Last March 6, a direct descendant of Sequoyah, the mayor of Tahlequah and the principal chief of the Cherokee Nation were among those who came together to honor an important exchange that took place 100 years ago.
In 1909, the Oklahoma legislature purchased the 1889 Female Seminary and surrounding land from the Cherokee Nation. The Founder’s Day celebration in March was just one of many instances to come in which the Nation hopes to work with its capital city of Tahlequah to ensure the local history is shared.
Principal Chief Chad Smith began forging this partnership with Tahlequah two years ago, at an August conference announcing the Nation’s formation of a Cultural Tourism Department. “We can’t make this happen by ourselves. We need your help. It’s simple, the Cherokee Nation wants to tell its story. Our self interest is to develop a partnership with you to tell our story.”
On hand to cover the conference was the Cherokee Phoenix, the first American Indian newspaper, printed since 1828, and created as a direct result of Sequoyah inventing the Cherokee alphabet seven years earlier.
For the paper, staff writer Will Chavez interviewed Beth Herrington, who serves on the Tahlequah Historic Preservation Advisory Board. She told him that the THPAB was looking forward to partnering up with the Nation.
Herrington is certainly a good ally for the Cherokee Nation.

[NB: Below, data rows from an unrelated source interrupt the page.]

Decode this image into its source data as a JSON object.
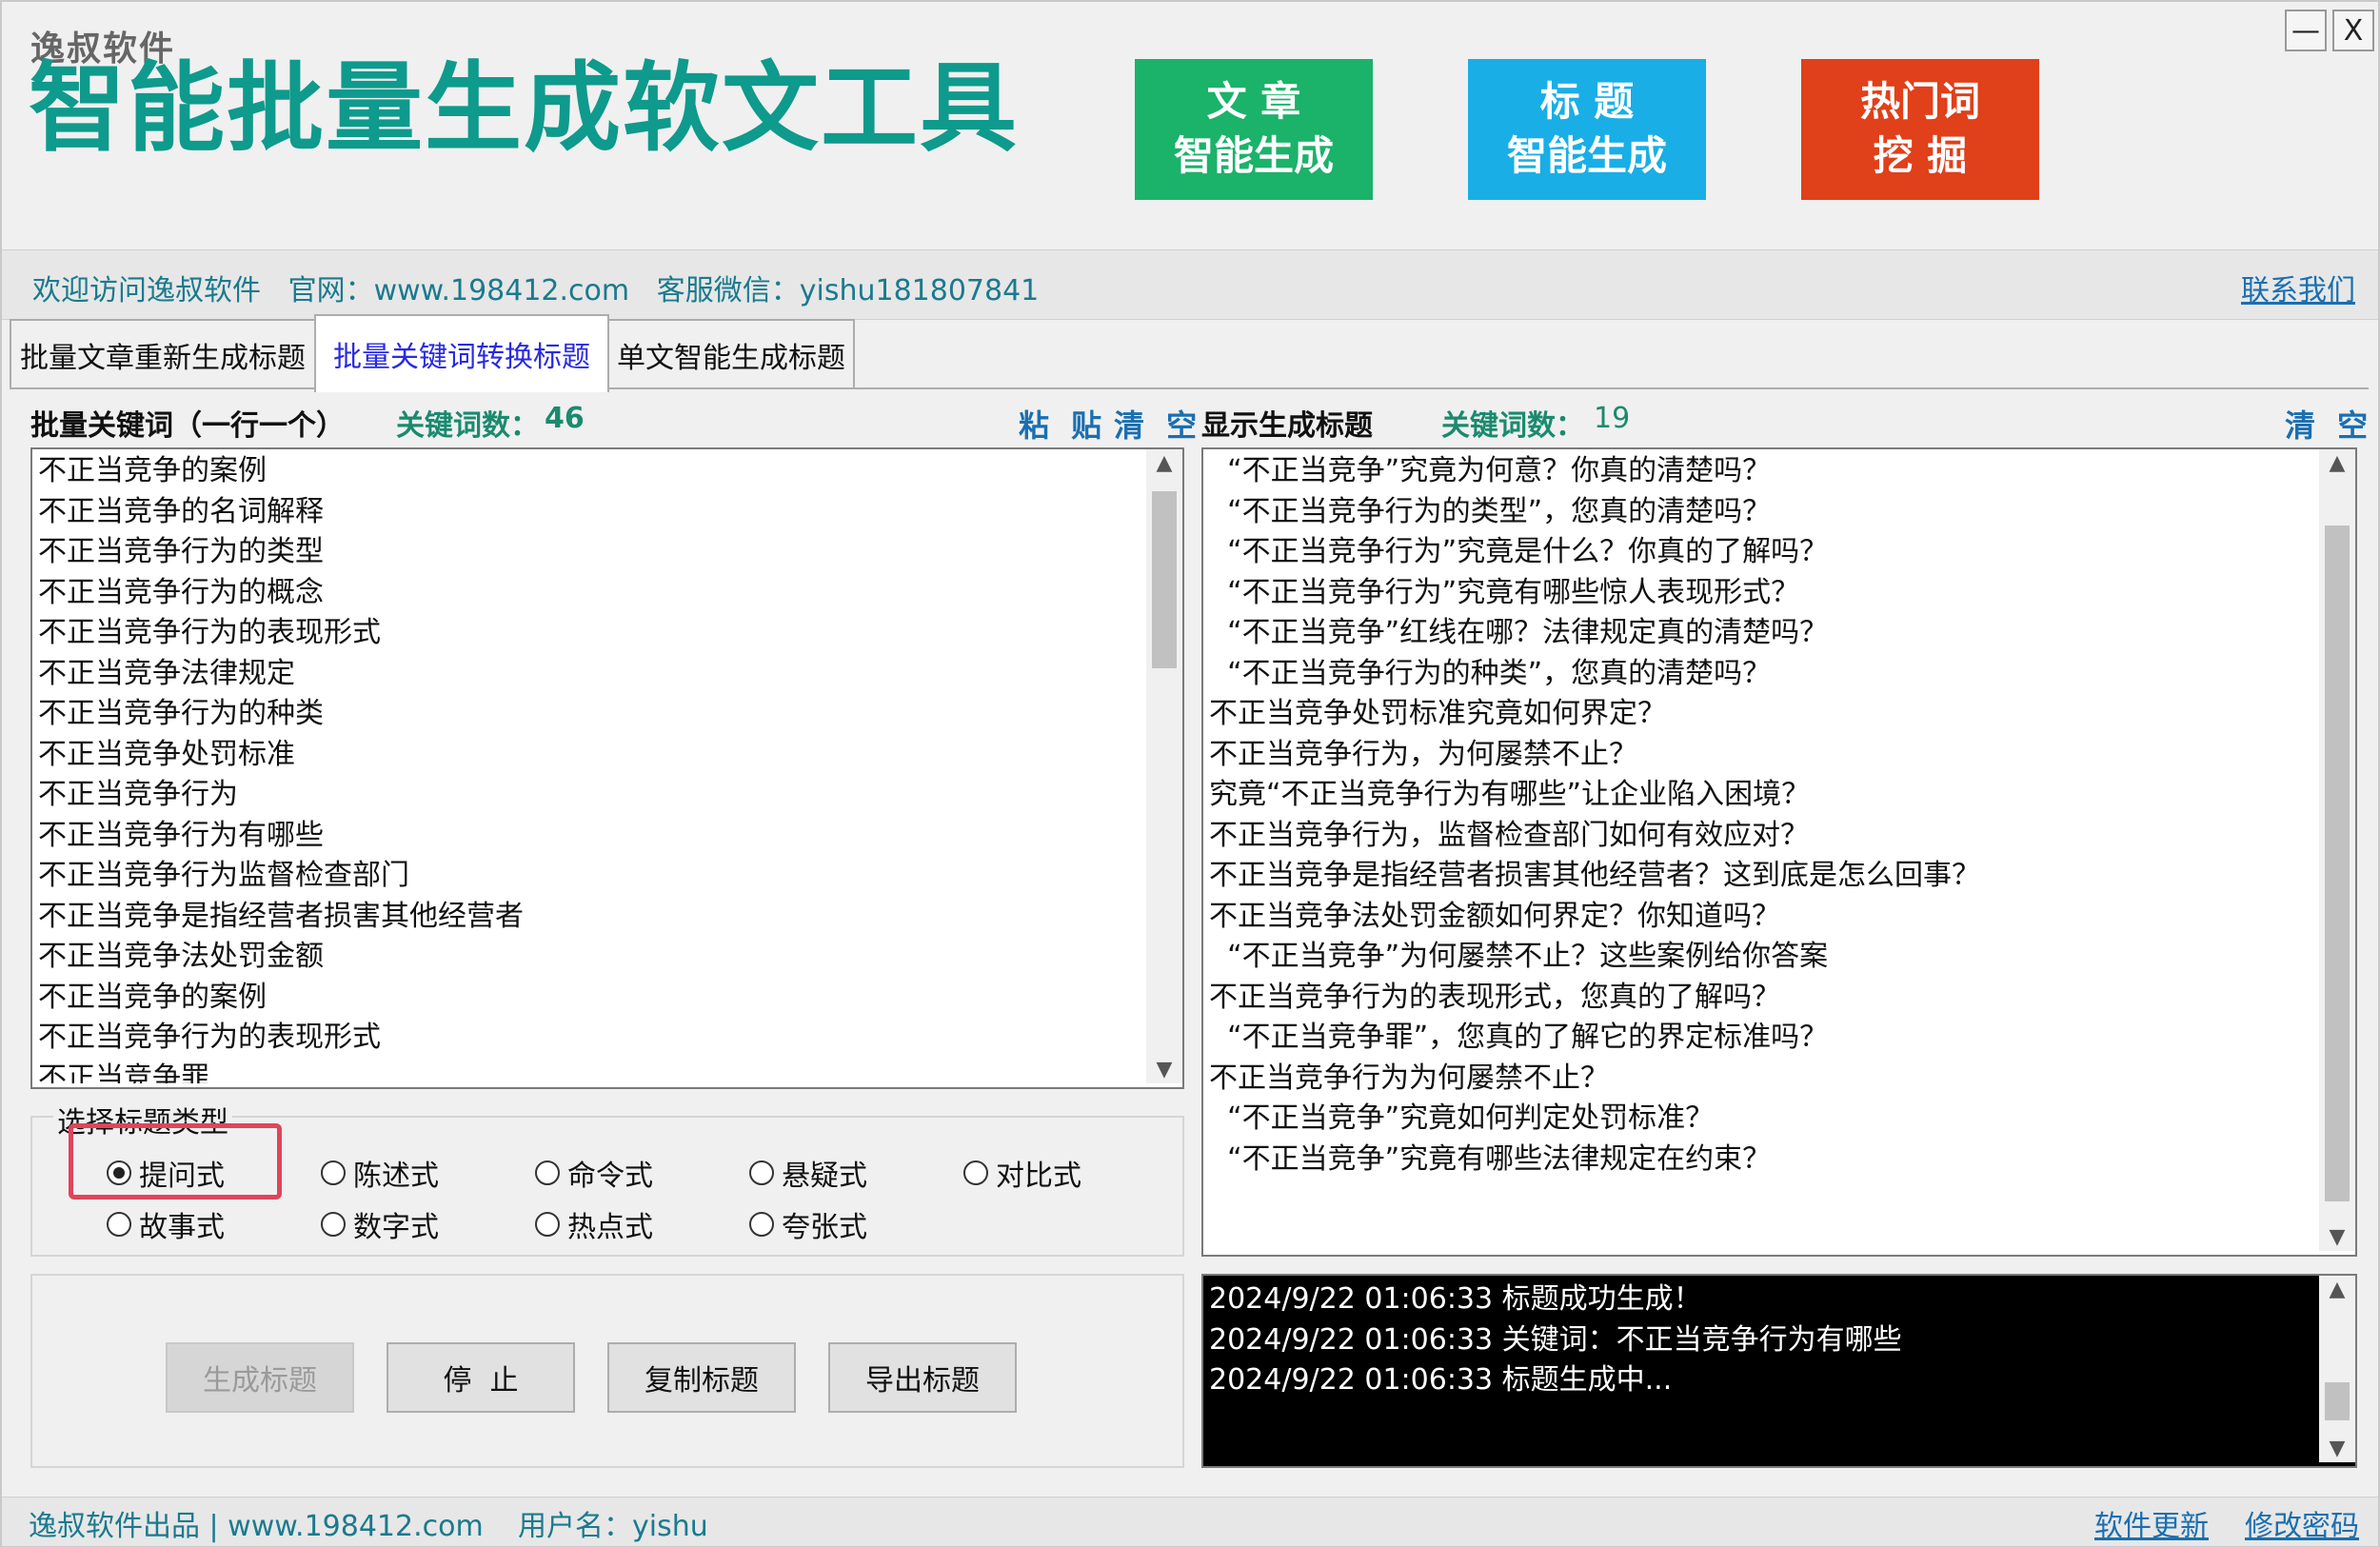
{
  "header": {
    "brand": "逸叔软件",
    "app_title": "智能批量生成软文工具",
    "buttons": [
      {
        "label": "文 章\n智能生成",
        "color": "#1bb26a"
      },
      {
        "label": "标 题\n智能生成",
        "color": "#19aee6"
      },
      {
        "label": "热门词\n挖 掘",
        "color": "#e0401a"
      }
    ],
    "minimize_label": "—",
    "close_label": "X"
  },
  "info_bar": {
    "text": "欢迎访问逸叔软件   官网：www.198412.com   客服微信：yishu181807841",
    "contact_link": "联系我们"
  },
  "tabs": [
    {
      "label": "批量文章重新生成标题",
      "active": false
    },
    {
      "label": "批量关键词转换标题",
      "active": true
    },
    {
      "label": "单文智能生成标题",
      "active": false
    }
  ],
  "left_panel": {
    "heading": "批量关键词（一行一个）",
    "count_label": "关键词数：",
    "count": "46",
    "paste_label": "粘 贴",
    "clear_label": "清 空",
    "keywords": [
      "不正当竞争的案例",
      "不正当竞争的名词解释",
      "不正当竞争行为的类型",
      "不正当竞争行为的概念",
      "不正当竞争行为的表现形式",
      "不正当竞争法律规定",
      "不正当竞争行为的种类",
      "不正当竞争处罚标准",
      "不正当竞争行为",
      "不正当竞争行为有哪些",
      "不正当竞争行为监督检查部门",
      "不正当竞争是指经营者损害其他经营者",
      "不正当竞争法处罚金额",
      "不正当竞争的案例",
      "不正当竞争行为的表现形式",
      "不正当竞争罪"
    ]
  },
  "title_type": {
    "legend": "选择标题类型",
    "options": [
      "提问式",
      "陈述式",
      "命令式",
      "悬疑式",
      "对比式",
      "故事式",
      "数字式",
      "热点式",
      "夸张式"
    ],
    "selected": "提问式"
  },
  "actions": {
    "generate": "生成标题",
    "stop": "停  止",
    "copy": "复制标题",
    "export": "导出标题"
  },
  "right_panel": {
    "heading": "显示生成标题",
    "count_label": "关键词数：",
    "count": "19",
    "clear_label": "清 空",
    "titles": [
      "  “不正当竞争”究竟为何意？你真的清楚吗？",
      "  “不正当竞争行为的类型”，您真的清楚吗？",
      "  “不正当竞争行为”究竟是什么？你真的了解吗？",
      "  “不正当竞争行为”究竟有哪些惊人表现形式？",
      "  “不正当竞争”红线在哪？法律规定真的清楚吗？",
      "  “不正当竞争行为的种类”，您真的清楚吗？",
      "不正当竞争处罚标准究竟如何界定？",
      "不正当竞争行为，为何屡禁不止？",
      "究竟“不正当竞争行为有哪些”让企业陷入困境？",
      "不正当竞争行为，监督检查部门如何有效应对？",
      "不正当竞争是指经营者损害其他经营者？这到底是怎么回事？",
      "不正当竞争法处罚金额如何界定？你知道吗？",
      "  “不正当竞争”为何屡禁不止？这些案例给你答案",
      "不正当竞争行为的表现形式，您真的了解吗？",
      "  “不正当竞争罪”，您真的了解它的界定标准吗？",
      "不正当竞争行为为何屡禁不止？",
      "  “不正当竞争”究竟如何判定处罚标准？",
      "  “不正当竞争”究竟有哪些法律规定在约束？"
    ]
  },
  "log": {
    "lines": [
      "2024/9/22 01:06:33 标题成功生成！",
      "2024/9/22 01:06:33 关键词：不正当竞争行为有哪些",
      "2024/9/22 01:06:33 标题生成中..."
    ]
  },
  "footer": {
    "left": "逸叔软件出品 | www.198412.com",
    "user": "用户名：yishu",
    "update_link": "软件更新",
    "password_link": "修改密码"
  }
}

She offers up tours of the city’s historic sites, such as the 1854 home of a Cherokee merchant, on INTV’s Historical Tahlequah. When it came to writing the entry on Tahlequah for the Encyclopedia of Oklahoma History & Culture, the Oklahoma Historical Society turned to her.
Of all its efforts to bring its tribal history to light, the Cherokee Nation put its best foot forward by spreading its philosophy to the citizens and officials of Tahlequah. Gadugi—working together for the benefit of all—is alive and well in the Cherokee Nation (population 270,000) and its capital city of Tahlequah (population 16,600). Included here are some of their numerous treasures.
Favorite Local Cuisine: Tommy Lee Jones and Wes Studi are among the actors who have eaten at Echota House; try its buffalo filet mignon and cowboy caviar.
Best Art Galleries of the West: Murv Jacob’s Studio, and the gallery and art shows at Cherokee Heritage Center.
Best Bookstore of the West: The Riverhawk Shoppe at Northeastern State University. The campus is also home to the 1889 Cherokee Female Seminary.
Historic site schoolchildren visit: The George M. Murrell Home, built by the merchant in Park Hill in 1854 after he and his family were forcibly relocated during the Cherokee Trail of Tears era of 1838-39.
Do-Not-Miss Attraction: The Thompson House, built in 1882 by a local merchant for his son, Dr. Joseph M. Thompson, who served as the health officer for the Cherokees.
Old West Attractions: Living history exhibits and archives at the Cherokee Heritage Center, and the Tahlequah Round Up rodeos held in May through September at the Cherokee County Fairgrounds.
What to do in March? Attend eagle watches and loon tours at Tenkiller State Park and the nearby Western Hills Guest Ranch nature center.
Local History Event: The 1860 Lawn Social, held every June at the Murrell home, features period re-enactors, games, music and craft demonstrations.
Popular Local Radio Personalities: Husband and wife Shane & Cindy Lea, whose morning show airs on 102.1 FM.
Avg. House Cost: $71,600.
Avg. Temperature: In the summer, 90 to 66; in the wint2011-06-26er, 55 to 32.
Best Time of Year: Spring, with its blooming Redbud and Dogwood trees.
Preservation Projects: Cherokee Nation Entertainment continues its preservation efforts on the Supreme Court building and the Cherokee National Prison. This past December, the Cherokee Capitol received a $150,000 grant from Save America’s Treasures to assist in the repair of the roof and foundation, and to help install a drainage system.